Corey Hart jammed his right wrist into the side wall along the right field line while attempting to track down a fly ball in the third inning against the Nationals. He remained in the game at first, but was pulled for a pinch-hitter, Jim Edmonds, in the bottom of the frame.
Hart underwent X-rays and an MRI on the wrist, which revealed no fracture, according to Jordan Schnelling of MLB.com. Brewers manager Ken Macha is calling him day-to-day.
“When they were doing all the tests out in right field on him, it didn’t
look that bad,” Macha said. “Where it was located, they were concerned
there may be a small bone fracture in there, so they did the MRI.”
Fortunately, it looks like Hart managed to avoid major injury, but any absence could complicate Doug Melvin’s efforts to trade him.
It was assumed already, but Mike Scioscia made it official during Monday’s press conference for new general manager Billy Eppler that he will return as Angels manager in 2016.

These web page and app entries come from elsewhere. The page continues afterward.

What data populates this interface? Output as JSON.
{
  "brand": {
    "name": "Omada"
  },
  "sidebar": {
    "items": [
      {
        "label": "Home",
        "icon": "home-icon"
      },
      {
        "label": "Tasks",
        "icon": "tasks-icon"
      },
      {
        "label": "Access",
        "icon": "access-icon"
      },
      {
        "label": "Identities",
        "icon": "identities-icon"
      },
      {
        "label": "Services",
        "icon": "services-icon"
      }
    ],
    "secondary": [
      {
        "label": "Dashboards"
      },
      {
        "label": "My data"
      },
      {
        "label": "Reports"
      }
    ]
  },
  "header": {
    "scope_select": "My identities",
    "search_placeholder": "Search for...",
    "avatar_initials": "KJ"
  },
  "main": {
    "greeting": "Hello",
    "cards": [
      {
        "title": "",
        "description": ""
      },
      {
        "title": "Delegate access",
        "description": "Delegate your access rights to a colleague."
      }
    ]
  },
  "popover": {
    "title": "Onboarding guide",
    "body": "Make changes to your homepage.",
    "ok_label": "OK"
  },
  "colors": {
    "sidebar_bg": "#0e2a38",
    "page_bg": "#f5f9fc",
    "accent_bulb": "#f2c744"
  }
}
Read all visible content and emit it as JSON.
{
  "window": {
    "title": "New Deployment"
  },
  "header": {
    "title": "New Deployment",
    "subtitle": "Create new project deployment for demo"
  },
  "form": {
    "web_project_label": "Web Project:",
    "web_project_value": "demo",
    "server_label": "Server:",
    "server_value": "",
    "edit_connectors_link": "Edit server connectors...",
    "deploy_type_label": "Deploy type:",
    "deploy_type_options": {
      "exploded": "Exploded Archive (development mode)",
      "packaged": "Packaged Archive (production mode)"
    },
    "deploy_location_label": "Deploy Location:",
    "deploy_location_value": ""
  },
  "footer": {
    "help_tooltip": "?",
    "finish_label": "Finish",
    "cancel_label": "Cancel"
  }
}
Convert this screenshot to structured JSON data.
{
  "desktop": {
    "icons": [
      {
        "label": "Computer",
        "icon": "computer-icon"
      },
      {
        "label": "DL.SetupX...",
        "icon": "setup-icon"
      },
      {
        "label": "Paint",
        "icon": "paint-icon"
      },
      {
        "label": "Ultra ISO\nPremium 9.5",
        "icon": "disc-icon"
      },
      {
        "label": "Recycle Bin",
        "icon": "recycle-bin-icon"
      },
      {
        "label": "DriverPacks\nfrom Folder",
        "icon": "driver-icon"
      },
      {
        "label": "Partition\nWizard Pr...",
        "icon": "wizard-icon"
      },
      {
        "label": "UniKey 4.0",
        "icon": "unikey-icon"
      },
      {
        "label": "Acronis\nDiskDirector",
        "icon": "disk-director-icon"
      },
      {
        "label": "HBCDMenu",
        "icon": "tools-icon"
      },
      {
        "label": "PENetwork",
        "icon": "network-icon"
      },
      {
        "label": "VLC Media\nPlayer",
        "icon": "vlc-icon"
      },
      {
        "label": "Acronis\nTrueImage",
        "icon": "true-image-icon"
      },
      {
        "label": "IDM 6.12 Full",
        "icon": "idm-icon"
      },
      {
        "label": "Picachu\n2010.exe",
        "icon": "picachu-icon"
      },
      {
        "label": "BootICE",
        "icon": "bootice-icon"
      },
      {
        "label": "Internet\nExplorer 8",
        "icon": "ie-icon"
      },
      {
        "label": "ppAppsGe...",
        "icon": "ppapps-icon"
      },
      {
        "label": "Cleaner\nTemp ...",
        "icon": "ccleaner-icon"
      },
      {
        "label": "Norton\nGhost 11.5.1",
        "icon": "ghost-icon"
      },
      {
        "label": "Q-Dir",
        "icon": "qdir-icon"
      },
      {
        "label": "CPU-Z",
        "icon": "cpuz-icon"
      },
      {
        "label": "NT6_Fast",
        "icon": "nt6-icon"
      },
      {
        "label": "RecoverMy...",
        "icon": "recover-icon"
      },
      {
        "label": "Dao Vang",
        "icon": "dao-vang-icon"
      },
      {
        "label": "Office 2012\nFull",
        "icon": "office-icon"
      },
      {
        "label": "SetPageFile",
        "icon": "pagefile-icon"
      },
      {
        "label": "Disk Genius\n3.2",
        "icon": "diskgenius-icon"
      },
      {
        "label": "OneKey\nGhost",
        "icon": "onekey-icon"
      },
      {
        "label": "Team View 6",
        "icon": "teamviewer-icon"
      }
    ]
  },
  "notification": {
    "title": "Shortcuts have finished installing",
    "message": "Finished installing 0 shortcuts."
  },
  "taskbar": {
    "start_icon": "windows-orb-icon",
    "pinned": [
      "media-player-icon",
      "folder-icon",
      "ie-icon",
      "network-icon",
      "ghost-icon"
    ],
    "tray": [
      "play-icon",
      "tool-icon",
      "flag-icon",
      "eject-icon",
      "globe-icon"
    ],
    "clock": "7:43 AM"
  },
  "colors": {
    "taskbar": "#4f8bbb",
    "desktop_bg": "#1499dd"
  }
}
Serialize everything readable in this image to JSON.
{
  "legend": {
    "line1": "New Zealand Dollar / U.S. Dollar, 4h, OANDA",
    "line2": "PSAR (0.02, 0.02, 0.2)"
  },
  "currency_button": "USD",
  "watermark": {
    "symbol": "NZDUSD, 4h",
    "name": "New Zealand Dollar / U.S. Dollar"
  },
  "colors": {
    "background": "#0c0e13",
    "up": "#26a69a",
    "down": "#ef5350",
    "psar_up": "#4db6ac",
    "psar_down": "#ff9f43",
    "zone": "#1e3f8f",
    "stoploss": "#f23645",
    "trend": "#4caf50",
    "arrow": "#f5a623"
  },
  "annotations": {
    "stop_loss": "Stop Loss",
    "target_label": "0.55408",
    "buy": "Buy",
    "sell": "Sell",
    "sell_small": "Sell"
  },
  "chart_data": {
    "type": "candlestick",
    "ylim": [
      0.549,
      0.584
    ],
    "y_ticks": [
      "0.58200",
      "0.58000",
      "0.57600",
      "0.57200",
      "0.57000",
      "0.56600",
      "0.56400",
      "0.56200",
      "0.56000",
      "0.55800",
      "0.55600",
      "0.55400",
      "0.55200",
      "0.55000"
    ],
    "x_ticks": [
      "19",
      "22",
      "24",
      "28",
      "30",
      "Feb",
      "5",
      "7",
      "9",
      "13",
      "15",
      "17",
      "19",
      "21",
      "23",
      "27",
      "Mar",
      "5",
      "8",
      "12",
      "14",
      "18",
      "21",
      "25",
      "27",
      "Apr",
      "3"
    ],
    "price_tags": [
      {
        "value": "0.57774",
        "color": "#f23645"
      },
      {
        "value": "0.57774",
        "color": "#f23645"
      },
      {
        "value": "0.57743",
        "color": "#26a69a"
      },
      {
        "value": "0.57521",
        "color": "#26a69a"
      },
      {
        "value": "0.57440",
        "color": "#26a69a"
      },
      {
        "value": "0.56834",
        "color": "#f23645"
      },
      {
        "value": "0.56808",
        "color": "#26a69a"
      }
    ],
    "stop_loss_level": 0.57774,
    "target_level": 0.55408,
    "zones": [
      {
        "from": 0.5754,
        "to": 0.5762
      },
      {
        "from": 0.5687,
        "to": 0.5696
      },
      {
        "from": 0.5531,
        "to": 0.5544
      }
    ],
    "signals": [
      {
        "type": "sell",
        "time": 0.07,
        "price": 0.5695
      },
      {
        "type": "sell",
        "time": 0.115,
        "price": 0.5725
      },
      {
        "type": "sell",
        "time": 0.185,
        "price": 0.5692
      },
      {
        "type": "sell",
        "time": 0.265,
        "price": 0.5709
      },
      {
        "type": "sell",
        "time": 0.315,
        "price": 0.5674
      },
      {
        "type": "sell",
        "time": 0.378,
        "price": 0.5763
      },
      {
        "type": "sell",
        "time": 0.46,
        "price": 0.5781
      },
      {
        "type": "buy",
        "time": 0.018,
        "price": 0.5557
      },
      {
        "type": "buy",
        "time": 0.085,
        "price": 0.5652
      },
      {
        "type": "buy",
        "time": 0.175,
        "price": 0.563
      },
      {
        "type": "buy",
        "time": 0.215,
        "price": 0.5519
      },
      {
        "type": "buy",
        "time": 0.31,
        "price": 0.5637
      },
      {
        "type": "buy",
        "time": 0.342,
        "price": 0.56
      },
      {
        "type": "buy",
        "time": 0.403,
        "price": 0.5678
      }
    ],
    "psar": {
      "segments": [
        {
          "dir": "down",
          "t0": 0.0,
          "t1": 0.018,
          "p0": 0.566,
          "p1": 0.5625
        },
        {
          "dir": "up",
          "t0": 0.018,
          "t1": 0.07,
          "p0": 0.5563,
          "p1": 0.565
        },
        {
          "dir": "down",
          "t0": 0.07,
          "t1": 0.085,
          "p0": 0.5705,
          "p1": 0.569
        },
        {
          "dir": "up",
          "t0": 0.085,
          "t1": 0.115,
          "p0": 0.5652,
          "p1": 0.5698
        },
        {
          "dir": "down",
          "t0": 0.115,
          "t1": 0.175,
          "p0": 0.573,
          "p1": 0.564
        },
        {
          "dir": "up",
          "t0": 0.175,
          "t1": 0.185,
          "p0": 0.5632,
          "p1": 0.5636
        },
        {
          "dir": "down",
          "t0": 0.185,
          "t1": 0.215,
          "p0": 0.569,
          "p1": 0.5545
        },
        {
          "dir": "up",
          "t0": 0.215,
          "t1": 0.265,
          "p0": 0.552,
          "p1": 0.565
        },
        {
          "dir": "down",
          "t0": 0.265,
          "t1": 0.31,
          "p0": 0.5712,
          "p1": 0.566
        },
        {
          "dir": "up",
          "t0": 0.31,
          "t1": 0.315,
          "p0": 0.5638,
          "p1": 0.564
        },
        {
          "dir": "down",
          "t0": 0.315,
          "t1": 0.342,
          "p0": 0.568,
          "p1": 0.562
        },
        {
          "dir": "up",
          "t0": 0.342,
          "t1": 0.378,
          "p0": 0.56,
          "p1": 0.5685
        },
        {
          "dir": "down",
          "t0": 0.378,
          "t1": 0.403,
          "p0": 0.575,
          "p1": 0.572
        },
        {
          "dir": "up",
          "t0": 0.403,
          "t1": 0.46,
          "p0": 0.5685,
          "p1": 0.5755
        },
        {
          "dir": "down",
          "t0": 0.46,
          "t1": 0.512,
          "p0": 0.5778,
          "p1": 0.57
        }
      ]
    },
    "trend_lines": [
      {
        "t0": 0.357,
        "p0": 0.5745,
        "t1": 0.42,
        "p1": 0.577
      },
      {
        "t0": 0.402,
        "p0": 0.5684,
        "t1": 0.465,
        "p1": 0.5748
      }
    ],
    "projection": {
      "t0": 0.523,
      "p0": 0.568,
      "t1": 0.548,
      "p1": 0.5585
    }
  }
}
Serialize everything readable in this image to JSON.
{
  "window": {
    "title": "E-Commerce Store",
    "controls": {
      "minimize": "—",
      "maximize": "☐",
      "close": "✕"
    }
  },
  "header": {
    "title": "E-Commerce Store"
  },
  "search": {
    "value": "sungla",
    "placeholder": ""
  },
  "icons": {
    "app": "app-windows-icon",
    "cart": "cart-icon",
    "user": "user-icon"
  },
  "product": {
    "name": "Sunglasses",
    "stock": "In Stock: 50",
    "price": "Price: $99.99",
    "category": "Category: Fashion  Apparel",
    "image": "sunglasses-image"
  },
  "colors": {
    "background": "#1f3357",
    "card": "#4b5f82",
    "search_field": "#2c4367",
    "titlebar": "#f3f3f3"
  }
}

Scioscia, the longest-tenured manager in the majors, has been at the helm with the Angels since 2000. There was a clause in his contract which allowed him to opt out after the 2015 season, but he has decided to stay put. He still has three years and $15 million on his contract, which runs through 2018.
Jerry Dipoto resigned as Angels general manager in July amid tension with Scioscia, so there were naturally questions today about what to expect with first-time GM Eppler in the fold. According to David Adler of MLB.com, Scioscia isn’t concerned.
“I think we’re going to mesh very well,” Scioscia said. “If we adjust, or maybe he adjusts to some of the things, there’s going to be collaboration that’s going to make us better.”
Eppler is the fourth general manager during Scioscia’s tenure with the team.
After winning the AL West last season, the Angels finished 85-77 this season and narrowly missed the playoffs. The team hasn’t won a postseason game since 2009.
Astros center fielder Carlos Gomez sat out the final series of the regular season in order to rest a strained left intercostal muscle, but there was good news coming out of a workout today in advance of Tuesday’s Wild Card game vs. the Yankees.
This has been a lingering issue for Gomez, who missed 13 straight games with the injury last month. He aggravated the strain on a throw to home plate last Wednesday and was forced to sit while the Astros fought to keep their season alive. Astros manager A.J. Hinch told reporters last week that Gomez’s injury would typically take 45-50 days to recover from, so it’s fair to wonder how productive he can be during the postseason.
Gomez mostly struggled after coming over from the Brewers at the trade deadline, batting .242 with four home runs and a .670 OPS over 41 games.